So there is a problem with public opinion. However, the speaker cited clear evidence that the pubic can be brought in constructively, as shown in work with the Social Market Foundation on how to fund NHS budget shortfall - 59% of respondents said using prioritisation. They recognised choices had to be made, but were split between whether they should be made by government / political figures or NHS managers / clinicians

Opinion survey questions to the public reflect different views depending on the phrasing: whether asked as a general question or framed as a prioritisation issue. Unhealthy lifestyles send notional patients to back of the queue of public opinion once prioritisation is the framing issue. In general questions, the public are split between treating everybody equally according to clinical need and prioritising treatment away from people with unhealthy lifestyles; however, if asked about prioritisation for savings, more people favour putting the unhealthy to the back of the queue. An intriguing ethical dilemma.

He concluded that the NHS needs to engage the public, which can engage when invited. The fault has been a lack of political leadership on the issue.

The charity CE
The third speaker cited examples from cancer of what he termed “basic truths of work from patient organisations and networks: patients and patient organisations are not resistant to change and change can be about spending less, not more.

“The assumption that engaging with patients puts bill up is wrong, but they do want different sorts of spending once you ask them. Presently, different parts of the NHS system compete with each other to defend their patch, and patient benefit tends to come last”.

He added that the creation of foundation trusts also incentivises spending, as FTs protect their business and not customer gain.
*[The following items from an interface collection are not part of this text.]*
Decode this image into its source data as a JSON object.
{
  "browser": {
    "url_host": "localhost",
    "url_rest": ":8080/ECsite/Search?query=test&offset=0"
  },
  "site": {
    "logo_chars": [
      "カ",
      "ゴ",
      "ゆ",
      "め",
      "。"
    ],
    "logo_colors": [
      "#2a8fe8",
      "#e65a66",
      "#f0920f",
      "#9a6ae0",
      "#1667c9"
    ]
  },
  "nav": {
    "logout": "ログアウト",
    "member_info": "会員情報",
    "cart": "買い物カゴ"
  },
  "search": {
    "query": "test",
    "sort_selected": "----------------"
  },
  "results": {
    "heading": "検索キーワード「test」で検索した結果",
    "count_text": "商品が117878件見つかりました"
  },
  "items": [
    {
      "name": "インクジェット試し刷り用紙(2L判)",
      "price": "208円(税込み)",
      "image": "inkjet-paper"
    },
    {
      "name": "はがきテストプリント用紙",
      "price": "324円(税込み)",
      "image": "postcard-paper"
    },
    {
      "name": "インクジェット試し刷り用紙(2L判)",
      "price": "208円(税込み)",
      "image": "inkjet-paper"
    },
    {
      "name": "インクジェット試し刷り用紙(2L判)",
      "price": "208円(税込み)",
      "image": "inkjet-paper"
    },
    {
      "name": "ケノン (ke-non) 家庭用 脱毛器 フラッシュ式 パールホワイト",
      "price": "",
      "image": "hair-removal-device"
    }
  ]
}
The third speaker also suggested the debate may work worse if we talk of patients as customers, who have a sense of expectation and demand – “that language may not help us”.

He cited examples on how to engage users to cut costs, such as the breast cancer service pledge, which up to 30 NHS acute trusts are doing, and Scotland is leading, getting every breast clinic in NHS Lothian. This has been a bottom-up service reconfiguration, in which patients and front-line staff sit down together and discuss how to improve services. He said that most examples of changes developed this way are very low-cost or actually save money. Hev suggested that initial resistance by management stems from fear of higher costs and snobbery about people who run and use services.

Some of the changes are very simple: one service had no photos to show patients what a breast reconstruction looks like. Establishing a photo album dramatically improved patient service. In another outpatient clinic, patients were always running late as patients arriveand people tended not to have the right change – the clinic  lost 20% of time through issued appointments, so the top of the appointment letters now says ‘you need £2 coins, bring them with you’. The clinic now run on time.

He suggested that the principles to underpin change should be:
- invest to save and get the saving timeline right
- awareness initiatives and education - stop Cindarella-ing public health, which could save 10,00 lives a year across all cancers.
- target investment investing in drugs and research on populations who can benefit as genetic and pther testing improves
- work with partners – the British Heart Foundation has found that the  public respond better to information from effective voluntary sector organisations than to the NHS brand; use that brand value
- get rid of pointless appointments which often gve only false reassurance at enormous costs.
- avoid unplanned admissions – could save a million bed days a year in cancer by avoiding unplanned admissions, by having oncology expertise in A&E that could send patients home if that is safe – which would need more specialist clinicians in primary care who can manage chemotherapy

The NHS must stick to its guns, engage with patient organisations and redesign to make services work, he concluded: “we need world-class decommissioning to get things working more smoothly”.